Smith et al. 2006 Mental health professions. All studies were located in the United States. Not reported Dissertation Abstracts, ERIC, HealthSTAR, Medline, Mental Health Abstracts, Programme Applique’ a’ la Selection et a’ la Compilation Automatiques de la Litte’rature, PsycINFO, Social Sciences Abstracts, Social SciSearch, Sociological Abstracts via SocioFile, and Social Work Abstracts (1973–2002) Meta-analysis 2 n = 37 Outcome studies Meta-analysis 2- provider outcomes: multicultural counseling competence, racial identity, racial prejudice, client-counselor relationship Yes Multicultural education interventions were typically associated with positive outcomes across a wide variety of participant and study characteristics. Multicultural education interventions that were explicitly based on theory and research yielded outcomes nearly twice as beneficial as those that were not. Moderate-strong
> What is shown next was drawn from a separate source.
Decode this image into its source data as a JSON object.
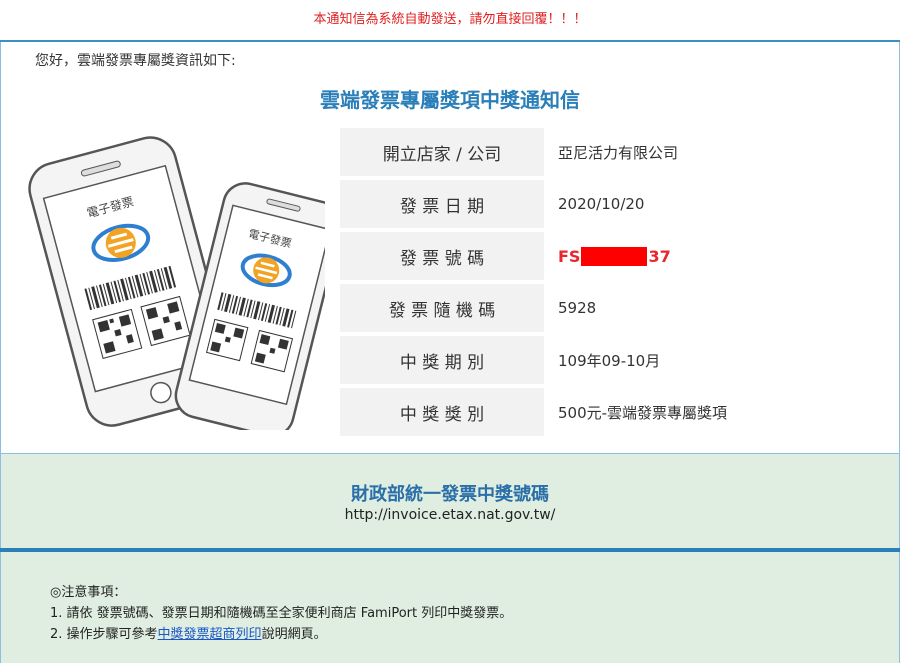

Sumlin & Garcia 2012 Diabetes management involving African American women in the United States Cultural competence, or tailoring, is defined as “the process of creating culturally sensitive interventions, often involving the adaptation of existing materials and programs for racial/ethnic subpopulation”. PubMed, Cumulative Index to Nursing and Allied Health Literature, the Cochrane Review database, and The Diabetes Educator journal index. 15 RCTs and quasi-experimental designs Dietary outcomes, weight loss, changes in metabolic control (A1C), lipids, blood pressure, and cholesterol No Of the 15 studies, 6 showed significant improvements in food practices, and 8 showed significant improvements in glycaemic control as a result of the interventions. It is not clear what components of the 15 interventions were most effective. Most studies did not report the duration of the sessions, thereby making comparison of “intervention dose” impossible. In addition, variations across the studies in content and methods used do not point to specific recommendations for clinicians or educators to adopt or avoid. Moderate-strong
Whittemore 2007 Diabetes management involving Hispanic adults in the United States. Not reported CINAHL, Medline, PsycINFO (1990–2006) 11 RCTs, pre-post design Patient outcomes: clinical, behavioral and knowledge No The majority of studies in this review reported significant improvements in select clinical outcomes, behavioral outcomes, or diabetes- related knowledge. Moderate-strong